> _ASSIGNMENT_: Which lines of the data below include the string "emlx"? Return each of them.

Start of PROVIDED ENTRIES

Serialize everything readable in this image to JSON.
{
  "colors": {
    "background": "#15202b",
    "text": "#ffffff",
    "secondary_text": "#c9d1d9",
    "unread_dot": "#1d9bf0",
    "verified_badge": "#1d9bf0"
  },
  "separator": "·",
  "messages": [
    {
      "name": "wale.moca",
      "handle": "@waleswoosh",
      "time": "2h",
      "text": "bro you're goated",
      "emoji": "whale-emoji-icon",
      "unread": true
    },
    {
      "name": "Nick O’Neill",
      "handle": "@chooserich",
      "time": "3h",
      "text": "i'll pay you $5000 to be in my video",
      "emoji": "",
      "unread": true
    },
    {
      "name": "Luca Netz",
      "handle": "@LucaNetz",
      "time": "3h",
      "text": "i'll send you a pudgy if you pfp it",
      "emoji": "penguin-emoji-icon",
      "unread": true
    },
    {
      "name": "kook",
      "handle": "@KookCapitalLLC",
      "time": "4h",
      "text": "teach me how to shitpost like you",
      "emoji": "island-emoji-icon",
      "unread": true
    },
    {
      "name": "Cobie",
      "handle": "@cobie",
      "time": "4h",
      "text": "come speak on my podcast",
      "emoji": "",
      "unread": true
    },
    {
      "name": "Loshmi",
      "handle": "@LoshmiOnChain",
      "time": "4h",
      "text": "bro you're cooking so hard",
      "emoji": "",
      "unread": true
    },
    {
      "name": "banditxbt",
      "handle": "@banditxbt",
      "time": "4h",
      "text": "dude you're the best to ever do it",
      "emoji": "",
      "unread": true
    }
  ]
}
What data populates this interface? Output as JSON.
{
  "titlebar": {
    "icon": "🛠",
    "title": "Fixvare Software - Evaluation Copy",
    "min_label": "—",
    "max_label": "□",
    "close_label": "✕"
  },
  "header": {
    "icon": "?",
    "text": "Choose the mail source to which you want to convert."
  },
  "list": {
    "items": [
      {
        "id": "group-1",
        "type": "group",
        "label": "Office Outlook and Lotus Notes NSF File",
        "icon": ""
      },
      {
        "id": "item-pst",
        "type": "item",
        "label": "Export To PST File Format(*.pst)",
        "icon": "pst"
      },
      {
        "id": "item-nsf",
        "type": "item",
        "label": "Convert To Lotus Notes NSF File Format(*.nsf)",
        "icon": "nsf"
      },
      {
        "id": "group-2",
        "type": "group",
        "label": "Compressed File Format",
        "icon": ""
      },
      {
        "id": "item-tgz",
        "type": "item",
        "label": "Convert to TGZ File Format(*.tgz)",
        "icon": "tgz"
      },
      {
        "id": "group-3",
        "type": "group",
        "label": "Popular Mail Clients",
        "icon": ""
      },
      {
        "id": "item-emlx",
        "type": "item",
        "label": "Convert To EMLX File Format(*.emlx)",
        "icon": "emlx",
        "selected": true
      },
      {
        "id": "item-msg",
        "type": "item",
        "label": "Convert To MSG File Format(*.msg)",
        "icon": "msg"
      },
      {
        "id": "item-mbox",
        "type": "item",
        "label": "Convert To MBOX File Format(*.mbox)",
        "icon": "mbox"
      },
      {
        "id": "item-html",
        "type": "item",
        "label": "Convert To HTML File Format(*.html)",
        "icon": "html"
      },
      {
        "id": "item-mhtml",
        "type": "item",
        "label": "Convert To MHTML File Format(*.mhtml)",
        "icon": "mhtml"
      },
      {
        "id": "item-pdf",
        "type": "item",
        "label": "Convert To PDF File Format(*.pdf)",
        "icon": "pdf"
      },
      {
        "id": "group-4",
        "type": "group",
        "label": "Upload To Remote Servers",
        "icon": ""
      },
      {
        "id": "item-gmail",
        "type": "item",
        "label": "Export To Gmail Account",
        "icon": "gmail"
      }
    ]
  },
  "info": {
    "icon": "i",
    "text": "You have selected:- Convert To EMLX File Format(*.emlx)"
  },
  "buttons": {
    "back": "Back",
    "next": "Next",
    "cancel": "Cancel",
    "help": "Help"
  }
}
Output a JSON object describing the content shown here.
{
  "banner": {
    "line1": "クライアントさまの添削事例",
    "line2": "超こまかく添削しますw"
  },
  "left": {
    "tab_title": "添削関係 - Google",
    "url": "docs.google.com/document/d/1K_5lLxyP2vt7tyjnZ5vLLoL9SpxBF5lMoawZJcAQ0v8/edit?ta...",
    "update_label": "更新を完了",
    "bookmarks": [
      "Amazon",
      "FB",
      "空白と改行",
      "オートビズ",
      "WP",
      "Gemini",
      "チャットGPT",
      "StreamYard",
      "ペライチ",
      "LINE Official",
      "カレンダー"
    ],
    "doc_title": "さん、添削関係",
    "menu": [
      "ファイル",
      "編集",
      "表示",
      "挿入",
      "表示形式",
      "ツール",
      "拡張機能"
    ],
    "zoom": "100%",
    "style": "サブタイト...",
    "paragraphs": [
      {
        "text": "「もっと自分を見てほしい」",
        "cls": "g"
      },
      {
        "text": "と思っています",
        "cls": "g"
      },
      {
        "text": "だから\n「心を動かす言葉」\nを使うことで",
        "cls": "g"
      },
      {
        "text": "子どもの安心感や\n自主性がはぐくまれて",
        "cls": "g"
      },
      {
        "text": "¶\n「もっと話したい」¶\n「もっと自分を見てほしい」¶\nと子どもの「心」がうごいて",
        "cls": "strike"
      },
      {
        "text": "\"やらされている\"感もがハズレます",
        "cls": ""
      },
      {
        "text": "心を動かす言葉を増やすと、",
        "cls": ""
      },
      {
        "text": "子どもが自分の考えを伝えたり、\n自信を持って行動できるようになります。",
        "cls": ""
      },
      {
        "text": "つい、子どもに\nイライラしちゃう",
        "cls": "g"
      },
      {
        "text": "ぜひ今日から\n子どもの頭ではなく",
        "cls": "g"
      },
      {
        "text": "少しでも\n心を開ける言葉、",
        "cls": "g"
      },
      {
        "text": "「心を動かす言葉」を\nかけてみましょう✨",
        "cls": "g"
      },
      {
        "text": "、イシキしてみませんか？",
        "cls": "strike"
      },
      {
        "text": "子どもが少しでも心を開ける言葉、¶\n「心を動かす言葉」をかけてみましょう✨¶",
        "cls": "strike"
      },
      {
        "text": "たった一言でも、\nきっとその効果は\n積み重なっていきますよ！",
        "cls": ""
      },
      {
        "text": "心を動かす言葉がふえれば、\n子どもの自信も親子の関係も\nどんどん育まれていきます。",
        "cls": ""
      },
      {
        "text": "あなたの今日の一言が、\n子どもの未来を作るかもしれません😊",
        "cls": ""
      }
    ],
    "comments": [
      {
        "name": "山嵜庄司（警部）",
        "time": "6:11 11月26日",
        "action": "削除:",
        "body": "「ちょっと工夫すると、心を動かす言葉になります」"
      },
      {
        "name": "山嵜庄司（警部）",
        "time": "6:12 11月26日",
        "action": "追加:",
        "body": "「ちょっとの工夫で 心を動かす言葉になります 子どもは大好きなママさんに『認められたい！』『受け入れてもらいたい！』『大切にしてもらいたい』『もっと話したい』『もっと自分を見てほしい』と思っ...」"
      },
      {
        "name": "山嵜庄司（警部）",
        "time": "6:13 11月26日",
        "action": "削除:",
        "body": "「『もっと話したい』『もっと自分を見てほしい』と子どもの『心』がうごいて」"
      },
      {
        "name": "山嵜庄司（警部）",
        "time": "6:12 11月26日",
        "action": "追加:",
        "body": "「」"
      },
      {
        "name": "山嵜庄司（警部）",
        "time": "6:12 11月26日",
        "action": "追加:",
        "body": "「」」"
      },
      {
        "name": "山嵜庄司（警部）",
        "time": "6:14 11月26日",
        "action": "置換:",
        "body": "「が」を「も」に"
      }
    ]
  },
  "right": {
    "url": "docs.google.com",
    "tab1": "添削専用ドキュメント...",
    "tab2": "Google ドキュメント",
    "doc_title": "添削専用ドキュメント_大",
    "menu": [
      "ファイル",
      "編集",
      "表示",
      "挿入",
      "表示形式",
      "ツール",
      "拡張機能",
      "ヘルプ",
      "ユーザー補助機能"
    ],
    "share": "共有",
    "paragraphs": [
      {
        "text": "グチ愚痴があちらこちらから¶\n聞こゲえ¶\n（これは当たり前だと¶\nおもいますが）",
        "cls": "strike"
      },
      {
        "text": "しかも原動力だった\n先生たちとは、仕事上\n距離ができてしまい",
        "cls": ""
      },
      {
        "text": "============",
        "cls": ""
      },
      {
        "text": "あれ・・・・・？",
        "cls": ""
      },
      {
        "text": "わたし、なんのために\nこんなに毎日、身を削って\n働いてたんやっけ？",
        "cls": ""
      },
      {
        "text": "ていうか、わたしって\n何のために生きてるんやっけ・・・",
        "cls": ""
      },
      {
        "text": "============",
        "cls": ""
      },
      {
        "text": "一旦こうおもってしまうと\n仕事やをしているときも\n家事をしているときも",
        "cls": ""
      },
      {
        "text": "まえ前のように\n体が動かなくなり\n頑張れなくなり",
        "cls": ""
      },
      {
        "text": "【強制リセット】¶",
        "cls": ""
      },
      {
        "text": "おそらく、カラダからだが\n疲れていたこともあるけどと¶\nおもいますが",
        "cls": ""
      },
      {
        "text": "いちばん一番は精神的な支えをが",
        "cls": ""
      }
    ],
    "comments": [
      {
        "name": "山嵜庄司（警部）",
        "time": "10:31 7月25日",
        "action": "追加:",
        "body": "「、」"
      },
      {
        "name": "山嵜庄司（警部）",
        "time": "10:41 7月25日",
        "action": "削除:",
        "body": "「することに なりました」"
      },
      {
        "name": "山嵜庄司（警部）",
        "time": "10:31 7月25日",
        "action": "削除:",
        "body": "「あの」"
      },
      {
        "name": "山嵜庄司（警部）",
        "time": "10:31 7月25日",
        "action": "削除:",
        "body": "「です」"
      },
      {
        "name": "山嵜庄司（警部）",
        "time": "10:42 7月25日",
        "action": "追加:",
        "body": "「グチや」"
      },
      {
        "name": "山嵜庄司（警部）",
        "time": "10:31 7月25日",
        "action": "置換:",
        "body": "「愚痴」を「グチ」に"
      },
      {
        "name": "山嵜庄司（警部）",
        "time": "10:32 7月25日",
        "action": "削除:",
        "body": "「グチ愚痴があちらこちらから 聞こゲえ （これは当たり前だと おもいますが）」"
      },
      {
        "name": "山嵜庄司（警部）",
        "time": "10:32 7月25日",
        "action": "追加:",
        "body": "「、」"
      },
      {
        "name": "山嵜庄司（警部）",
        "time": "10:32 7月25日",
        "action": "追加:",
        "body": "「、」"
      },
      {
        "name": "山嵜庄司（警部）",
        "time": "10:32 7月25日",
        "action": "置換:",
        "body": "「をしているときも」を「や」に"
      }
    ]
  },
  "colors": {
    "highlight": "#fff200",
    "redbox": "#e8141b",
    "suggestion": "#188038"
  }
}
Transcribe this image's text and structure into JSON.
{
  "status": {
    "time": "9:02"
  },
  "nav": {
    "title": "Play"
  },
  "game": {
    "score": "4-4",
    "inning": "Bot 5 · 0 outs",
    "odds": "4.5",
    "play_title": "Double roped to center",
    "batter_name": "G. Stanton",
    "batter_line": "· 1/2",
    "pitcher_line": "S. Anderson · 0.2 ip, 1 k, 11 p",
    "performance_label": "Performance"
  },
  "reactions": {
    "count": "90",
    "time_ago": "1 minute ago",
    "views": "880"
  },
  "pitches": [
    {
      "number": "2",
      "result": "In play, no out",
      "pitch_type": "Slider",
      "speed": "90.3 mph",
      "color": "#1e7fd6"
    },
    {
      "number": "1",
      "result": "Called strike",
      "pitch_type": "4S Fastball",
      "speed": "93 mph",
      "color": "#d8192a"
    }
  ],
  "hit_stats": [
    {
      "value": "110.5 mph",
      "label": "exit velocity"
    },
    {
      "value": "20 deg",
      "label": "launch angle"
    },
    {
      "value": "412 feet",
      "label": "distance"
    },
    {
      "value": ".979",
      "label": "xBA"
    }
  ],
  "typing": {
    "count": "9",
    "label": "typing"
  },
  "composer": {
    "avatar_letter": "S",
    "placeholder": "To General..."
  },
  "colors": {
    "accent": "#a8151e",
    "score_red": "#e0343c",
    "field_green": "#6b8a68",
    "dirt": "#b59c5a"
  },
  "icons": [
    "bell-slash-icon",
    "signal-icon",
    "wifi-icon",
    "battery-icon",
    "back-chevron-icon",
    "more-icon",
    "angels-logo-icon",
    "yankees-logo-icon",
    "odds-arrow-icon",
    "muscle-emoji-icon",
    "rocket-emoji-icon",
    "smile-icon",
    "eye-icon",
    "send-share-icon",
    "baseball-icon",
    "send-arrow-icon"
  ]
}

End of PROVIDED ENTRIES

> _OUTPUT_:
        "id": "item-emlx",
        "label": "Convert To EMLX File Format(*.emlx)",
        "icon": "emlx",
    "text": "You have selected:- Convert To EMLX File Format(*.emlx)"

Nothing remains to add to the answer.